Spain's championship mettle put to test vs. Chile in must-have game
RIO DE JANEIRO -- It was just one game. It was a dramatic game and a staggering result, but ultimately Spain’s 5-1 defeat to the Netherlands, as Vicente del Bosque was at pains to make out on Tuesday, was just one game.
There will be no ripping up of the philosophical blueprint: Spain is the defending world champion, it has won the last two European Championships and it will stick to the style of play that brought its success as it looks to re-establish itself in the World Cup in Wednesday’s vital Group B game against Chile.
“The truth is that we lost a game,” said Del Bosque. “We played badly, they were better, the trio of Robin van Persie, Wesley Sneijder and Arjen Robben were superior to us, and from that we have to look forward and look for the solution. The reality is we have our future in our hands, no one else’s, and that’s what we have to look to.”
The Dutch, though, disrupted the Spanish midfield through weight of numbers and was then able to take advantage of Spain’s high line (and its sluggishness at the back) thanks to the extreme pace of Robben coupled with the hard press. The bad news for Spain is that Chile will present a very similar challenge, with Alexis Sanchez taking the Robben role.
“We think that the match is going to be like any match we play against Chile,” said forward Fernando Torres. “It’ll be a really intense game. They’ll risk a lot because they’ve had good results like that. We have to fight from the beginning but have to keep calm and have to be able to interpret each situation. One of the problems against Holland was we were not able to interpret what was going on; normally we know when we have to be faster or more direct. They’re very strong and very intense.”
Iker Casillas, despite his poor display against the Netherlands, will probably keep his place in goal, with David De Gea, who is out with a pulled leg muscle. Gerard Pique, though, may not be so fortunate, with strong suggestions that Javi Martinez will come in alongside Sergio Ramos in the centre of defense, while Juanfran might replace Cesar Azpilicueta at right back, adding greater attacking thrust.
Time may at last be about to be called on Xavi, who at 34 can no longer press with the same intensity as he once did. Koke could replace him. Diego Costa disappointed in his competitive debut and may be vulnerable, while the introduction of Pedro on the right to add pace to an attack that seemed static and predictable seems probable.

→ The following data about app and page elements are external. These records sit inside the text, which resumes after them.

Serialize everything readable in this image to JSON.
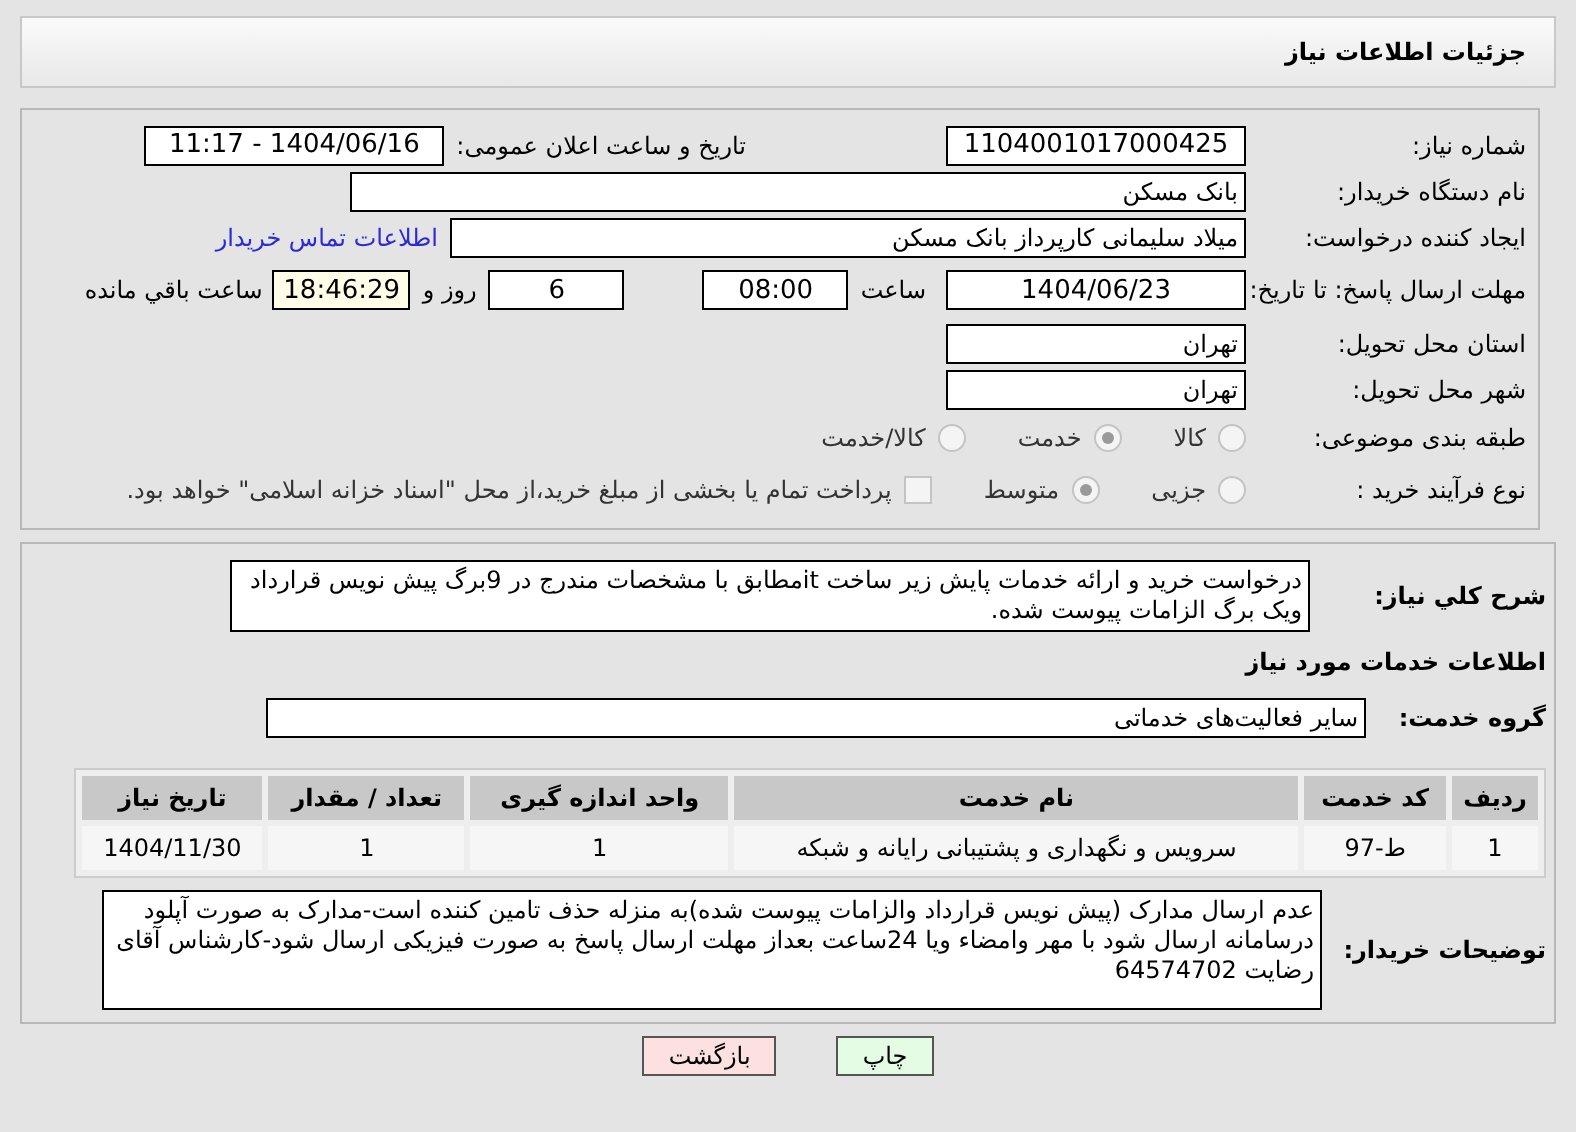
{
  "header": {
    "title": "جزئیات اطلاعات نیاز"
  },
  "need_number": {
    "label": "شماره نیاز:",
    "value": "1104001017000425"
  },
  "announce": {
    "label": "تاریخ و ساعت اعلان عمومی:",
    "value": "1404/06/16 - 11:17"
  },
  "buyer_org": {
    "label": "نام دستگاه خریدار:",
    "value": "بانک مسکن"
  },
  "creator": {
    "label": "ایجاد کننده درخواست:",
    "value": "میلاد سلیمانی کارپرداز بانک مسکن",
    "link": "اطلاعات تماس خریدار"
  },
  "deadline": {
    "label": "مهلت ارسال پاسخ: تا تاریخ:",
    "date": "1404/06/23",
    "time_label": "ساعت",
    "time": "08:00",
    "days": "6",
    "days_label": "روز و",
    "remaining": "18:46:29",
    "remaining_label": "ساعت باقي مانده"
  },
  "province": {
    "label": "استان محل تحویل:",
    "value": "تهران"
  },
  "city": {
    "label": "شهر محل تحویل:",
    "value": "تهران"
  },
  "category": {
    "label": "طبقه بندی موضوعی:",
    "options": [
      {
        "label": "کالا",
        "selected": false
      },
      {
        "label": "خدمت",
        "selected": true
      },
      {
        "label": "کالا/خدمت",
        "selected": false
      }
    ]
  },
  "process": {
    "label": "نوع فرآیند خرید :",
    "options": [
      {
        "label": "جزیی",
        "selected": false
      },
      {
        "label": "متوسط",
        "selected": true
      }
    ],
    "treasury": {
      "checked": false,
      "label": "پرداخت تمام یا بخشی از مبلغ خرید،از محل \"اسناد خزانه اسلامی\" خواهد بود."
    }
  },
  "summary": {
    "label": "شرح كلي نياز:",
    "value": "درخواست خرید و ارائه خدمات پایش زیر ساخت itمطابق با مشخصات مندرج در 9برگ پیش نویس قرارداد ویک برگ الزامات پیوست شده."
  },
  "services_heading": "اطلاعات خدمات مورد نیاز",
  "service_group": {
    "label": "گروه خدمت:",
    "value": "سایر فعالیت‌های خدماتی"
  },
  "table": {
    "columns": [
      "ردیف",
      "کد خدمت",
      "نام خدمت",
      "واحد اندازه گیری",
      "تعداد / مقدار",
      "تاریخ نیاز"
    ],
    "rows": [
      [
        "1",
        "ط-97",
        "سرویس و نگهداری و پشتیبانی رایانه و شبکه",
        "1",
        "1",
        "1404/11/30"
      ]
    ]
  },
  "buyer_notes": {
    "label": "توضیحات خریدار:",
    "value": "عدم ارسال مدارک (پیش نویس قرارداد والزامات پیوست شده)به منزله حذف تامین کننده است-مدارک به صورت آپلود درسامانه ارسال شود با مهر وامضاء ویا 24ساعت بعداز مهلت ارسال پاسخ به صورت فیزیکی ارسال شود-کارشناس آقای رضایت 64574702"
  },
  "buttons": [
    {
      "kind": "print",
      "label": "چاپ"
    },
    {
      "kind": "back",
      "label": "بازگشت"
    }
  ]
}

The biggest issue, though, may be restoring belief. That mantra of just one game is easy to say, and it’s easy to point out that Spain lost 1-0 to Switzerland in its first game of the last World Cup, but the way it lost composure having fallen behind against the Dutch suggested a psychological breakdown. After all, Spain can hardly be blamed if it has forgotten how to respond when a team comes back at it.
“It’s true that we have started in way that makes it difficult to feel as we felt before,” said Andres Iniesta, “but still I think that what happened during our first match is something we must forget. We have to put that behind us and play two more matches that are like finals. We had a similar situation during the last World Cup. We will all give our best to win and go to the second phase. I trust myself and my colleagues and I think we’re able to do it. The most important thing is that we win and we have to win however works.”

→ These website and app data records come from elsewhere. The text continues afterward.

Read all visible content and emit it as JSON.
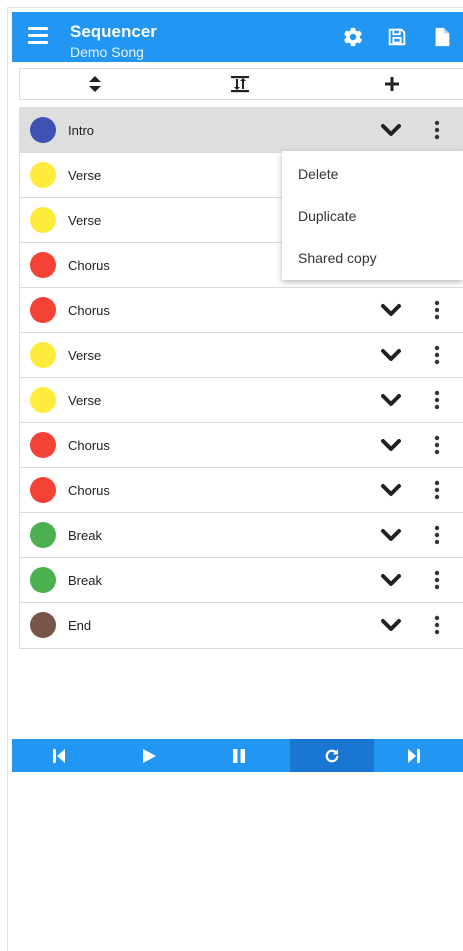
{
  "header": {
    "title": "Sequencer",
    "subtitle": "Demo Song",
    "bg_color": "#2196f3",
    "icons": [
      "menu-icon",
      "gear-icon",
      "save-icon",
      "document-icon"
    ]
  },
  "toolbar": {
    "icons": [
      "sort-icon",
      "sort-text-icon",
      "add-icon"
    ]
  },
  "parts": [
    {
      "label": "Intro",
      "color": "#3f51b5",
      "selected": true
    },
    {
      "label": "Verse",
      "color": "#ffeb3b"
    },
    {
      "label": "Verse",
      "color": "#ffeb3b"
    },
    {
      "label": "Chorus",
      "color": "#f44336"
    },
    {
      "label": "Chorus",
      "color": "#f44336"
    },
    {
      "label": "Verse",
      "color": "#ffeb3b"
    },
    {
      "label": "Verse",
      "color": "#ffeb3b"
    },
    {
      "label": "Chorus",
      "color": "#f44336"
    },
    {
      "label": "Chorus",
      "color": "#f44336"
    },
    {
      "label": "Break",
      "color": "#4caf50"
    },
    {
      "label": "Break",
      "color": "#4caf50"
    },
    {
      "label": "End",
      "color": "#795548"
    }
  ],
  "popup_menu": {
    "items": [
      "Delete",
      "Duplicate",
      "Shared copy"
    ]
  },
  "transport": {
    "buttons": [
      "skip-previous-icon",
      "play-icon",
      "pause-icon",
      "repeat-icon",
      "skip-next-icon"
    ],
    "active": "repeat-icon"
  }
}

Four years ago, Spain responded with a 2-0 win over Honduras and that 2-1 success against Chile that meant it topped the group, consigning its opponents to a last-16 tie against Brazil. The way things look now, a second-round game against Brazil is the best scenario for which Spain can hope.
Fail to beat Chile, and the world champion is almost certainly out.
Sports Illustrated's Grant Wahl looks back at Spain's poor performance against the Netherlands and discusses the key factors in La Furia Roja's next match against Chile.